## ASSIGNMENT
Where does the word "channel" occur in the data below? Copy each line that holds it.

## SUPPLIED DATA
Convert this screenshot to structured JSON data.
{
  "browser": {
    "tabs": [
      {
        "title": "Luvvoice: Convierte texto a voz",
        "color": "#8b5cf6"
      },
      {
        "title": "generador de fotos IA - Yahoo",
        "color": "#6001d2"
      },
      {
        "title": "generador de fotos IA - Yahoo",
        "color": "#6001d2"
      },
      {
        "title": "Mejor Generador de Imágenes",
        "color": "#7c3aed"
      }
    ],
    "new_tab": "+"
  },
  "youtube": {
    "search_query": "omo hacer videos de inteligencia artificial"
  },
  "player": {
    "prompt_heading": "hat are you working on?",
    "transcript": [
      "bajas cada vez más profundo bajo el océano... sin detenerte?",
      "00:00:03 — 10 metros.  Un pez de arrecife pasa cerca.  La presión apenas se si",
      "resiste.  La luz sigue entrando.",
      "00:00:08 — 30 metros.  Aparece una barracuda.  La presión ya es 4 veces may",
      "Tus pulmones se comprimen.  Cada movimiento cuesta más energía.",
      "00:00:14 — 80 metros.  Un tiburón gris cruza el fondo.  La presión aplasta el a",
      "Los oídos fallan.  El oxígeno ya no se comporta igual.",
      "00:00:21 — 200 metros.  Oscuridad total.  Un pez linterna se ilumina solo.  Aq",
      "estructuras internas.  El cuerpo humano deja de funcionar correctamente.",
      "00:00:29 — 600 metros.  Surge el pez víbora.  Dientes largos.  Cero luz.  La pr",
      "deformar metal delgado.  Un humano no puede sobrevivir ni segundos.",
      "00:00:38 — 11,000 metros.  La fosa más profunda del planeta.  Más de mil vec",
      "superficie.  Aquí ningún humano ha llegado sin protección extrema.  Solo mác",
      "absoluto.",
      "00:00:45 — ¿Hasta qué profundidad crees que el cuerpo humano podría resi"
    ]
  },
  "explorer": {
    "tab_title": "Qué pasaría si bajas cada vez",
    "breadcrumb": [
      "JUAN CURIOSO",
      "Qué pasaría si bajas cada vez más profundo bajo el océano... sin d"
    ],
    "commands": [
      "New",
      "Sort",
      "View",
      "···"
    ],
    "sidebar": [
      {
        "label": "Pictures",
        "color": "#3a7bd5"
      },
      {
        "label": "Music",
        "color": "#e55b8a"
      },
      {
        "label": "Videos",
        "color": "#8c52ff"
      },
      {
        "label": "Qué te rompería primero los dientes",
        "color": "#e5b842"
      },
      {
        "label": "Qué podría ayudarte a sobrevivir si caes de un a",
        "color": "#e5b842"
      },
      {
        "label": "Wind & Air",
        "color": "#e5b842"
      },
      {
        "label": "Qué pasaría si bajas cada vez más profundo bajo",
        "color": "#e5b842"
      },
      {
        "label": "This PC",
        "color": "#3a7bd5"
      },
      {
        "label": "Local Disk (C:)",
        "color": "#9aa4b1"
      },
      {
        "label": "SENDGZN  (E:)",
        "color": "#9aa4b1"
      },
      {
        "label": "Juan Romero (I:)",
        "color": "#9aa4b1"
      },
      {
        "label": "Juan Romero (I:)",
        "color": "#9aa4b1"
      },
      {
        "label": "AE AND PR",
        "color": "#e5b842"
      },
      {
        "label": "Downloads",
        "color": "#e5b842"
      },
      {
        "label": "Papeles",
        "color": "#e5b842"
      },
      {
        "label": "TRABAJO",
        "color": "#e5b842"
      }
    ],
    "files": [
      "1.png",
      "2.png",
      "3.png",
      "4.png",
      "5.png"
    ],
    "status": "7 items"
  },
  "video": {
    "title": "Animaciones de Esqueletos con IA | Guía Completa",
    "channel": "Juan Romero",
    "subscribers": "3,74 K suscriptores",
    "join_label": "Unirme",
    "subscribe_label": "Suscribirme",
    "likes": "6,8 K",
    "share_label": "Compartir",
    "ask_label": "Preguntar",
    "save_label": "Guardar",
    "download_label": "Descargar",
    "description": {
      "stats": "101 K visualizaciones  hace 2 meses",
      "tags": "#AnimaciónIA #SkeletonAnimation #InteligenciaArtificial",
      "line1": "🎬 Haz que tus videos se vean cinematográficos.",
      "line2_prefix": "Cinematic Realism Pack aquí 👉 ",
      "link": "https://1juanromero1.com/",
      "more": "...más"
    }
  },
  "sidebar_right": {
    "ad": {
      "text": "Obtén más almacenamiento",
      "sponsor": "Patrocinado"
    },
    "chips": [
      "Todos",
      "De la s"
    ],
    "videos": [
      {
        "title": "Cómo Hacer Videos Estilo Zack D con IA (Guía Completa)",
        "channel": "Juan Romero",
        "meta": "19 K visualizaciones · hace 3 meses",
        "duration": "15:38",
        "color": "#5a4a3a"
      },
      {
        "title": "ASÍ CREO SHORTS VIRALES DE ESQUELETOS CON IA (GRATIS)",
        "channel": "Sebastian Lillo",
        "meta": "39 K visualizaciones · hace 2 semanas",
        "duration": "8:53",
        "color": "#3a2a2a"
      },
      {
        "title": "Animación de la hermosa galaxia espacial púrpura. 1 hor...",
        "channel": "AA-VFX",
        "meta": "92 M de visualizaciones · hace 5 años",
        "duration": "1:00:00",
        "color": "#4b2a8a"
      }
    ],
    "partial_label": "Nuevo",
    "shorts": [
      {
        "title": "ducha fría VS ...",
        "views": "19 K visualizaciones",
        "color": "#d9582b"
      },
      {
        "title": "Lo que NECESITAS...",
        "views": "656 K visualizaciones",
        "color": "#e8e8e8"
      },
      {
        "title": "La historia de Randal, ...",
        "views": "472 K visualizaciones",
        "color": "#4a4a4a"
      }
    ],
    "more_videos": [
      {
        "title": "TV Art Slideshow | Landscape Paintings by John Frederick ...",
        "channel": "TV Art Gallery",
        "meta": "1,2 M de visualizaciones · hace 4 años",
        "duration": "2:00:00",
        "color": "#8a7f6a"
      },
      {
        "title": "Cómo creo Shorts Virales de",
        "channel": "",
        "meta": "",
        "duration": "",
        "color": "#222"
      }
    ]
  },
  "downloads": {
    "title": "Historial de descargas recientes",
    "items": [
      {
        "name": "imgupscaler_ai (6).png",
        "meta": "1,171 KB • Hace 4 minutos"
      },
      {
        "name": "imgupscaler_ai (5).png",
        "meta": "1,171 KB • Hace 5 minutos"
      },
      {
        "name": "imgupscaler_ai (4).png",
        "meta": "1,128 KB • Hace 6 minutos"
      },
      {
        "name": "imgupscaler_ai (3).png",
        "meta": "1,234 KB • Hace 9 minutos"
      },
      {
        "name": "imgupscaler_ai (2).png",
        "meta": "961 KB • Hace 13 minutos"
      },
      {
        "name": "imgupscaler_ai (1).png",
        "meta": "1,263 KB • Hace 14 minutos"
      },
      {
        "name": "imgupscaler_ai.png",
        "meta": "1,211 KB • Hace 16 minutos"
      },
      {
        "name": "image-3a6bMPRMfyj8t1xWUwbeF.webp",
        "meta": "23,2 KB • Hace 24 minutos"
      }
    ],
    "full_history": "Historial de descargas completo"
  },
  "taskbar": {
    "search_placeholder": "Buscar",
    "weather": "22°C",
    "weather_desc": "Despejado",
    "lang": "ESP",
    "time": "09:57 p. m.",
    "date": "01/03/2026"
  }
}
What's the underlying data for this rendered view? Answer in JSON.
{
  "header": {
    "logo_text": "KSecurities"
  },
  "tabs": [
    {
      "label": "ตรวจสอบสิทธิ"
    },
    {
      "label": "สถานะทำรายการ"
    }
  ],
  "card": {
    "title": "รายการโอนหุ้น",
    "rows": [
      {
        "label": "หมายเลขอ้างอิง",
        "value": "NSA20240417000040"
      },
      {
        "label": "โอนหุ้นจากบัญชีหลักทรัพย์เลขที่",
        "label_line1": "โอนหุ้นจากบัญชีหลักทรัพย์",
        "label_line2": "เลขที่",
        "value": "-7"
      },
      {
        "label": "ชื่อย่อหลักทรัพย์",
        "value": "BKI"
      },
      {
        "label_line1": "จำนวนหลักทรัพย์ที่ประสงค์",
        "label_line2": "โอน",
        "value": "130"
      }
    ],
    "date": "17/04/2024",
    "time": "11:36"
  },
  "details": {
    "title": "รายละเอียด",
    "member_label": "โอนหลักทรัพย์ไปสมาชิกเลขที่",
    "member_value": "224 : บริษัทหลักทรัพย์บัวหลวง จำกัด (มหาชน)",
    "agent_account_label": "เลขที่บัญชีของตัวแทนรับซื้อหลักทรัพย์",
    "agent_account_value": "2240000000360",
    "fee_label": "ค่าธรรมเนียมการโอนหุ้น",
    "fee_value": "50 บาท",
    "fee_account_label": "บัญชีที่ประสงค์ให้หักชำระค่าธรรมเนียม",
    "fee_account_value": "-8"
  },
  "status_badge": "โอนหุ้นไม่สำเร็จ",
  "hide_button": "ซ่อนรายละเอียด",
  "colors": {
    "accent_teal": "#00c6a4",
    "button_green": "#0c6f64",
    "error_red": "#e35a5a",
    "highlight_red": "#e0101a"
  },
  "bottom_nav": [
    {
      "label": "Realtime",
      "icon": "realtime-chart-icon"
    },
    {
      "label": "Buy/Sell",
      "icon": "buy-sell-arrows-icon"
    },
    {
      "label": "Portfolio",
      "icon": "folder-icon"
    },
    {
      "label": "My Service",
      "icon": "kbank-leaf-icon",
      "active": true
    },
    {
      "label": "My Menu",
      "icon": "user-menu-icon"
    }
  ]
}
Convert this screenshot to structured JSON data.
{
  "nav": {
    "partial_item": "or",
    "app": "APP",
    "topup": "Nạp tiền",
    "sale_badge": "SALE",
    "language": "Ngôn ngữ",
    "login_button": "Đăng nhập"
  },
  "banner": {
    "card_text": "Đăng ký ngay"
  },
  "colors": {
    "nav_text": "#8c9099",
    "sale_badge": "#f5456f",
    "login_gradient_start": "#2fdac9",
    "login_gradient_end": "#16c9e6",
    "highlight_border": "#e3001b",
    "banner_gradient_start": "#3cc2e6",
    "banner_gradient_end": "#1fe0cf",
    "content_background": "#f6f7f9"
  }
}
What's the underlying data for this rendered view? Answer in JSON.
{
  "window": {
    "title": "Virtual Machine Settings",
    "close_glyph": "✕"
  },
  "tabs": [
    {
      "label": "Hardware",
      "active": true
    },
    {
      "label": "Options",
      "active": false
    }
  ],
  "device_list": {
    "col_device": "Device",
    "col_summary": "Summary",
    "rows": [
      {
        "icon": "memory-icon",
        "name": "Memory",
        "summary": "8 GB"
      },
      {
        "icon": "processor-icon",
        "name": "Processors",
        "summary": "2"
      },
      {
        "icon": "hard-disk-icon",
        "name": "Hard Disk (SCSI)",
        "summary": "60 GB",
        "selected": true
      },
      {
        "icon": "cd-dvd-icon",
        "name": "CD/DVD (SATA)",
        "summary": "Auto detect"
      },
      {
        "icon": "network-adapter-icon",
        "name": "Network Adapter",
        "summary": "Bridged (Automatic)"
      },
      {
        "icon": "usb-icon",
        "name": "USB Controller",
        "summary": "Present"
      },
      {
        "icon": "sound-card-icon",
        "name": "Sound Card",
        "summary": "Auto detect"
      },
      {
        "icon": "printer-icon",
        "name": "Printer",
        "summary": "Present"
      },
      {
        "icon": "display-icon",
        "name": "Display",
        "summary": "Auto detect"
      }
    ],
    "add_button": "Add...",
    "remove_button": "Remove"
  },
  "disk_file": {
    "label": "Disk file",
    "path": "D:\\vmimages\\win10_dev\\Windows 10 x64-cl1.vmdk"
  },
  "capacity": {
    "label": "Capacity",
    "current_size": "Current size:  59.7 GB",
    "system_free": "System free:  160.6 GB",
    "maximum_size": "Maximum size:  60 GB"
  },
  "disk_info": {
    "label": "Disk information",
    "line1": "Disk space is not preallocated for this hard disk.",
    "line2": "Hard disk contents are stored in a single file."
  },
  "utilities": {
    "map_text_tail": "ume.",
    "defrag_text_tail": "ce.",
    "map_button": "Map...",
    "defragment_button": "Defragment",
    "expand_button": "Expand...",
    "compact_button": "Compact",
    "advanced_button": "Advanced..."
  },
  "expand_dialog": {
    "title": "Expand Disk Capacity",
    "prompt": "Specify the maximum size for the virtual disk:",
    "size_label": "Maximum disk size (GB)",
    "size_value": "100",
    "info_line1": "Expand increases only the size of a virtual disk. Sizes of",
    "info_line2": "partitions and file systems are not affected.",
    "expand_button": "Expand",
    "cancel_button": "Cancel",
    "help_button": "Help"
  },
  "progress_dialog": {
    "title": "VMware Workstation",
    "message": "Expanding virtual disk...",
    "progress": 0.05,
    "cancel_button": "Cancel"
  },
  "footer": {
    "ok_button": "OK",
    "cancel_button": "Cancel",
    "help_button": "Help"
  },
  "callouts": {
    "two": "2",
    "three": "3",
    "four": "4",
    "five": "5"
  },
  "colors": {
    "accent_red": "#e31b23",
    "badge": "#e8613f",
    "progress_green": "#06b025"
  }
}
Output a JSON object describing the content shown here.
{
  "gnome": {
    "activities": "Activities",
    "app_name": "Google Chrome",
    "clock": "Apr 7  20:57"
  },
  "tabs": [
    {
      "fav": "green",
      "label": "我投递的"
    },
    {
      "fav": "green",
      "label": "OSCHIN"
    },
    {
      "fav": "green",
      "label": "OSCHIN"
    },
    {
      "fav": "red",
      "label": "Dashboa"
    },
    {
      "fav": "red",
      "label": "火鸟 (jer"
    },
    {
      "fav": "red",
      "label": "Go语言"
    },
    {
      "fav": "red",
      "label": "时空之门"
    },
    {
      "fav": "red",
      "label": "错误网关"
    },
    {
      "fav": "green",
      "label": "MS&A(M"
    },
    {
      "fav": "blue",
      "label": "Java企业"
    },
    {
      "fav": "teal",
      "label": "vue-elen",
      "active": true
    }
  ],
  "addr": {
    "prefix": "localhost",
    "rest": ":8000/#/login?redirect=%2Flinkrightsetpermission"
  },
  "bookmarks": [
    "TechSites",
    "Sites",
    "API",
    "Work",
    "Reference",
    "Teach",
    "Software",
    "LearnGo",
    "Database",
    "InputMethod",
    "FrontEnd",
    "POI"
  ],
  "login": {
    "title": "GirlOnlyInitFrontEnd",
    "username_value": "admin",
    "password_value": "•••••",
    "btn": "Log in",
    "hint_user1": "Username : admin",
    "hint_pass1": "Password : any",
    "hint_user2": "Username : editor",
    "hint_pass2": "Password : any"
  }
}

## SOLUTION TO THIS EXERCISE
    "channel": "Juan Romero",
        "channel": "Juan Romero",
        "channel": "Sebastian Lillo",
        "channel": "AA-VFX",
        "channel": "TV Art Gallery",
        "channel": "",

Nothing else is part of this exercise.